Spring is in the air. Yes, it’s been literally days since the last snowfall. Local news stations are filing their “brave the cold” fodder away, and dusting off “beat the heat” segments. Melting ice has uncovered a treasure trove of spare change, wrappers, and dog shit left beside sidewalks over the past four months. Best of all, Brewers baseball is back.

Monday, the long-empty Miller Park lots will, again, be overtaken with automobiles; Port-a-Johns; the distinct scent profile of grilled meat, charcoal, and barf; as well as hoards of Brewers fans. Before game one of (at least) 162 is in the books, Milwaukee Record will get you up to speed on what to expect from your Milwaukee Brewers.

Pitching in
Following a fairly inactive offseason, the Brewers made waves with a surprising late-winter acquisition. Enough about Hank the Dog, though; Milwaukee also brought in Matt Garza, a proven veteran starter who was set stray by the Rangers—by way of the Cubs—when his contract was up last season. For the staggering (yet miraculously under-market value for a pitcher with his résumé) price of $50M spread over the next four seasons, the Brewers get a top-of-rotation-caliber hurler with a 3.84 lifetime ERA and more than 1,000 strikeouts in eight seasons. Between default “ace” Yovani Gallardo, Kyle Lohse (who is actually the team’s best starter), a finally healthy Marco Estrada, and pitching project Wily Peralta, the Brewers rotation looks much better on paper than it did last season…and much more misogynistic.

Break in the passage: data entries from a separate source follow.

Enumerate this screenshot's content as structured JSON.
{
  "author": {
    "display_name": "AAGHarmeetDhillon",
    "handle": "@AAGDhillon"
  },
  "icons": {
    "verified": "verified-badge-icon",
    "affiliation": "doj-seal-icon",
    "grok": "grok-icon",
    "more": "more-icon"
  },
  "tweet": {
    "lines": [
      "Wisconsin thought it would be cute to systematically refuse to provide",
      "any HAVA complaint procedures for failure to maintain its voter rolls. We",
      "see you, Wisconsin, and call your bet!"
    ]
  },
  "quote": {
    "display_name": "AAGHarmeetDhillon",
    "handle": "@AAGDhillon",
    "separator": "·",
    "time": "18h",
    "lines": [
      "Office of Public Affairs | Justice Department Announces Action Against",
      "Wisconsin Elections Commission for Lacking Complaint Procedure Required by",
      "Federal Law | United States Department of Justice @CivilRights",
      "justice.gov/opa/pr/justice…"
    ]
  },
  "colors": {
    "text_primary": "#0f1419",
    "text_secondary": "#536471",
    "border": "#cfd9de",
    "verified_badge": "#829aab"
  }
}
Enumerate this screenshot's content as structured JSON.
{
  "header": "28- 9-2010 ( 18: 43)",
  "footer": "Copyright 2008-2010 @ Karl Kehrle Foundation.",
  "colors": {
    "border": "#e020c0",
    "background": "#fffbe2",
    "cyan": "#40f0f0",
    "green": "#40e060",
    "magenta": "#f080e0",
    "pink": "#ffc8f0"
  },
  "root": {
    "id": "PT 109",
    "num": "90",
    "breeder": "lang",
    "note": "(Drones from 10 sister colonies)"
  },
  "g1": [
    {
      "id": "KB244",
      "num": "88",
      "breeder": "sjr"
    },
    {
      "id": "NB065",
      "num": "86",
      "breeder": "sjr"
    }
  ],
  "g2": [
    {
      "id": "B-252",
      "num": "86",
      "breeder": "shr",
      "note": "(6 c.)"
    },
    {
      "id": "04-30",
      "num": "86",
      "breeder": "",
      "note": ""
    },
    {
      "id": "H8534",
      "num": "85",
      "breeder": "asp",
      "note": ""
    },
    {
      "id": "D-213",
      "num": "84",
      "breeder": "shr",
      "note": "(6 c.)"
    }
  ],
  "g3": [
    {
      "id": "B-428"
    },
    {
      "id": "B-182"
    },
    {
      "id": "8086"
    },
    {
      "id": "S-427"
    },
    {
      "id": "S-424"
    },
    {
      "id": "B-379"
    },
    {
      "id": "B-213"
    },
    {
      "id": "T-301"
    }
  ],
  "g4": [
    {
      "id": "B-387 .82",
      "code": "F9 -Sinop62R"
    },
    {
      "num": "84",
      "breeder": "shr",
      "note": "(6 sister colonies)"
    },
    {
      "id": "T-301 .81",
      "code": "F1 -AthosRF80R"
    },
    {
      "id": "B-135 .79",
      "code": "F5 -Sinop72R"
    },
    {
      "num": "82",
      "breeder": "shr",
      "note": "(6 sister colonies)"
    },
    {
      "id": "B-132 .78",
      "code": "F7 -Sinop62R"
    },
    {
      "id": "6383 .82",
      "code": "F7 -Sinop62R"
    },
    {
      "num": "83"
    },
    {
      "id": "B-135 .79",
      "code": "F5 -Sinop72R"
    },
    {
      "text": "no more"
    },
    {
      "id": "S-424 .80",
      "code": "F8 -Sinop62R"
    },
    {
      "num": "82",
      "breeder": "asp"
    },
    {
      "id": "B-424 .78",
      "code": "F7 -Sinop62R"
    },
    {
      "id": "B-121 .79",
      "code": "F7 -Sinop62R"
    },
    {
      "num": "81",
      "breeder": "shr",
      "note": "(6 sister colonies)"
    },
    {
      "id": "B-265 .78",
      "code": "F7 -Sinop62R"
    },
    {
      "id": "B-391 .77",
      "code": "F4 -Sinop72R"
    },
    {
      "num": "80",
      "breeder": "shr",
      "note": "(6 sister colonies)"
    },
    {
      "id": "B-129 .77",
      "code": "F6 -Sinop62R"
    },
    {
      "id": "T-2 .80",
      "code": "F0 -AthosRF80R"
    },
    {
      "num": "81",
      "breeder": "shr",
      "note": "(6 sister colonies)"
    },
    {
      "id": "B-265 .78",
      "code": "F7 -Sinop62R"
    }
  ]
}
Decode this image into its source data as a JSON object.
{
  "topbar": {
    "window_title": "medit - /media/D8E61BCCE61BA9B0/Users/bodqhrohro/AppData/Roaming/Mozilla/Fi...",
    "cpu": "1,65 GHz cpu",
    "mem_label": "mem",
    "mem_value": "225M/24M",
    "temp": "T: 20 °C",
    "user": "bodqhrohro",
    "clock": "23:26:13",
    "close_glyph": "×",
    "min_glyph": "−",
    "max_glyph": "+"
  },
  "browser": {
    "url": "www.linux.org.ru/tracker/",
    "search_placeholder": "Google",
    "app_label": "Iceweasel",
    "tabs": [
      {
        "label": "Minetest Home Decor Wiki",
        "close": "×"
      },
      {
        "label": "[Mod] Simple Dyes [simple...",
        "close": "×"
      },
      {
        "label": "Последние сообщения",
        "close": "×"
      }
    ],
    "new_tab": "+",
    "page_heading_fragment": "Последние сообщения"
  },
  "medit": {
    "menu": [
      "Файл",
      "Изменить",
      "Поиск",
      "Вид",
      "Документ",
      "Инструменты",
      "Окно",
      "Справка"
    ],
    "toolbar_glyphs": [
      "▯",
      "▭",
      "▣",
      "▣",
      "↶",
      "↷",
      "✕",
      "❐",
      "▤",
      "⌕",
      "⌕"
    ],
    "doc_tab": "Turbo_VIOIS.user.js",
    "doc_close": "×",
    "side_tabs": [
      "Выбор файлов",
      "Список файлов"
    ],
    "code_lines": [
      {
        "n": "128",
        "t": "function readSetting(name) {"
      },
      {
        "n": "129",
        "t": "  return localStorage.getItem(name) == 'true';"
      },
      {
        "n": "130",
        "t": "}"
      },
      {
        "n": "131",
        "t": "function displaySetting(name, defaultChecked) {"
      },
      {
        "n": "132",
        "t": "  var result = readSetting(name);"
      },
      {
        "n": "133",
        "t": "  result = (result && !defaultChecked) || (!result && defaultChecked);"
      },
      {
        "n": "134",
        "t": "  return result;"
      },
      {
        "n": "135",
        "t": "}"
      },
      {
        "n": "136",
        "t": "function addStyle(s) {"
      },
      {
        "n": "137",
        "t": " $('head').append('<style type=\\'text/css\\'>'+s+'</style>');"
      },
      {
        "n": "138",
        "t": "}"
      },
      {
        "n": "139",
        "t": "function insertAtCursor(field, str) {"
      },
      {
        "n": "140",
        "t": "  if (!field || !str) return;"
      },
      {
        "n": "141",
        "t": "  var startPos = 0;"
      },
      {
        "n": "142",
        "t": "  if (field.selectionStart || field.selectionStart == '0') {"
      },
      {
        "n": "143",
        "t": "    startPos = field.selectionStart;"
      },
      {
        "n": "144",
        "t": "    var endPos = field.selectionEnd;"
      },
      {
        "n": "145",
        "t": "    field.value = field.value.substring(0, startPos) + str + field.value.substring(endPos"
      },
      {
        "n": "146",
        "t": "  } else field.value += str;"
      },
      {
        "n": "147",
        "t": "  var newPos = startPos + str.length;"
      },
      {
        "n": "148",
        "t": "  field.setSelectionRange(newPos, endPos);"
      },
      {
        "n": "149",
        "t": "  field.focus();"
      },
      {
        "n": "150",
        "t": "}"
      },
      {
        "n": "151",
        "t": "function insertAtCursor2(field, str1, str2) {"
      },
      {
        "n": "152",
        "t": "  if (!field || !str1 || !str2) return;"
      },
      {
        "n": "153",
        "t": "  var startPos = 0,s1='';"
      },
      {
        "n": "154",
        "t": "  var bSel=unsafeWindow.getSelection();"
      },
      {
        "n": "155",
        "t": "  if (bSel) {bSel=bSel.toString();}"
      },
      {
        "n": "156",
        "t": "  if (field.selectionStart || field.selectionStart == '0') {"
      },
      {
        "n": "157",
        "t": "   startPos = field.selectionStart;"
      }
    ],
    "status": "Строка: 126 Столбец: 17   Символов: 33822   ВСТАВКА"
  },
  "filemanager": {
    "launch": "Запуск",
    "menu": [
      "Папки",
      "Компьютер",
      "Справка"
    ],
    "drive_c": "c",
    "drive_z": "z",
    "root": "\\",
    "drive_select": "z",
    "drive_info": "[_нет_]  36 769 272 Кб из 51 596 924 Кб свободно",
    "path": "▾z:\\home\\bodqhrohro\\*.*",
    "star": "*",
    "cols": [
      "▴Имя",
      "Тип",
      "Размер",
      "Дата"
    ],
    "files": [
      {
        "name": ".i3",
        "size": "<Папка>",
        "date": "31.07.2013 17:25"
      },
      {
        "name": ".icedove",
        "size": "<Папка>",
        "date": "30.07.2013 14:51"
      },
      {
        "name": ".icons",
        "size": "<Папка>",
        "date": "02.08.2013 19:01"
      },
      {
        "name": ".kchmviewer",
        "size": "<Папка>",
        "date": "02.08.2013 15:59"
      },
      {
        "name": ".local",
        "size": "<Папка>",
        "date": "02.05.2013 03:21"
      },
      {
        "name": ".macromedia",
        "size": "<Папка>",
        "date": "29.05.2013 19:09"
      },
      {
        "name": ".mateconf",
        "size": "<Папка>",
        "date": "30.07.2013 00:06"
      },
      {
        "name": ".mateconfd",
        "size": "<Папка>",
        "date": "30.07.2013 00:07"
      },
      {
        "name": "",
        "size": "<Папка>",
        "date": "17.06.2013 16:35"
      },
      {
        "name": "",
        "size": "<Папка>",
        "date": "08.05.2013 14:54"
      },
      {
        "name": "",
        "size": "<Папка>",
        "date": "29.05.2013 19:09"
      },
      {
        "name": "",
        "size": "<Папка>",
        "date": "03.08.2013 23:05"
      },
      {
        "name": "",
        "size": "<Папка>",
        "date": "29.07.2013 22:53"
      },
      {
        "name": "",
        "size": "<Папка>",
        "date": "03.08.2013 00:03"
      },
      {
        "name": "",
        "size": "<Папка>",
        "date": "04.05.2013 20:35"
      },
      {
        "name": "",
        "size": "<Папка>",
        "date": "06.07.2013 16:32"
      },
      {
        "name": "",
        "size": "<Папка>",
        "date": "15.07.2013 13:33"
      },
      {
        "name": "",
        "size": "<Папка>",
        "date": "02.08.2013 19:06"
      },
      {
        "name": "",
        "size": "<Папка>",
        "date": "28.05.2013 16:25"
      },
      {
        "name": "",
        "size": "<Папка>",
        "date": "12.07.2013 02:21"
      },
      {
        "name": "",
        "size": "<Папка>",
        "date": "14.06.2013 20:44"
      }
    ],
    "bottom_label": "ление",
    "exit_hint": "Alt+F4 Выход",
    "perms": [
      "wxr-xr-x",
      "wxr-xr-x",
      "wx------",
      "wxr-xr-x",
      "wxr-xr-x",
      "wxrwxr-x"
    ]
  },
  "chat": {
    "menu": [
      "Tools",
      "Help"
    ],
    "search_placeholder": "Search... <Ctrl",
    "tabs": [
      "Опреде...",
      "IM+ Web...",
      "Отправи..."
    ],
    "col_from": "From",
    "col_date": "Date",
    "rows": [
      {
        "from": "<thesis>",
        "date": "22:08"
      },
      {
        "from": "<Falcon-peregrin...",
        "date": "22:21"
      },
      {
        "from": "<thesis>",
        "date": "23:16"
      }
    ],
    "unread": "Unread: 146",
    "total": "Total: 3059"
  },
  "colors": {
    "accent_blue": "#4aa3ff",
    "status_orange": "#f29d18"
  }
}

First things last, evidently
When Corey Hart decided against re-signing with the only big league team he had ever known—not to mention the franchise that paid him $10M to occupy a place on the disabled list all of last season—in favor of a generous one-year deal with the Seattle Mariners, the Brewers were left with the same corner infield quandary they faced last season. Like last year, the front office addressed the hole at first base by slapping together a makeshift platoon of affordable veterans. Mark Reynolds will be the opening day starting first baseman.

While Reynolds hit more than 20 home runs in each of the last six seasons, the all-or-nothing slugger is known for his propensity to strike out. His 223 strikeouts in 2009 is a single-season record, and he’s thrice led the National League in Ks. When Reynolds inevitably gets a day or two off to break up a slump (or fills in for the $15.1M ghost of Aramis Ramirez at third), first base will be occupied by a familiar face. Remember Lyle Overbay? The pre-Prince Fielder Brewers first baseman will spell Reynolds in his second stint with the Brew Crew. Though nice for nostalgia’s sake, with nine years between Brewers at-bats, fans who once screamed “OOOOO!!!” when Overbay stepped to the plate will now be muttering “Oh…”

Other additions
Beyond Garza, Reynolds, and Overbay, the Brewers didn’t rotate much of their stock. In all, 20 members of Milwaukee’s opening day roster were on the team at some point last season. The first acquisition came when Milwaukee said sayonara to beloved Japanese outfielder Nori Aoki, trading him to Kansas City for promising young relief pitcher Will Smith, in a roster move that launched a million “Fresh Prince” puns. Hopefully he can Hitchon to a bullpen spot and avoid becoming an Enemy Of The State of Wisconsin.

The second low-risk acquisition saw the Crew nabbing 21-year-old Taiwanese pitcher Wei-Chung Wang in the Rule 5 Draft. The former Pirates prospect has only pitched 12 games in the lowest level of the minors. However, in order to keep their hands on Wang (sorry!), the Brewers need to keep the lefty pitching prodigy in the big leagues all season or risk returning him to the Pirates, who retain his minor league rights upon demotion.

Shifting positions
Besides the aforementioned additions, the Brewers roster has shifted through small modifications. After missing the final 65 games of last season on account of eating a lozenge in 2011 (long story!), Ryan Braun is back. He’s now stationed dangerously close to fans as the new right fielder. Khris Davis, who fared pretty well as Braun’s replacement last season, will now man left field. Scrappy Lilliputian middle infielder Scooter Gennett looks to dazzle fans with his grit, scrap, and moxie in a straight-up second base platoon with Rickie Weeks, in what looks to be the latter’s final season in Milwaukee.

Speaking of “gamers” stepping in for longtime Brewers staples, Craig Counsell will fill in for Bob Uecker in the broadcast booth during select road games. Additionally, ex-Brewers outfielder Darryl Hamilton will occasionally commentate, too, when Mr. Baseball opts to take down Miller Lite aluminum pints on his boat instead of call a likely meaningless series in Miami in September.

Though notable pitching improvements, Braun’s return, and a clean slate in the standings could make the 2014 Brewers campaign an unforgettable one, sharing a division with three reigning playoff teams (each of which made greater offseason strides) seems to suggest a young and slapdash squad that, realistically, has a third place ceiling. But hey, Hank the Dog, right?!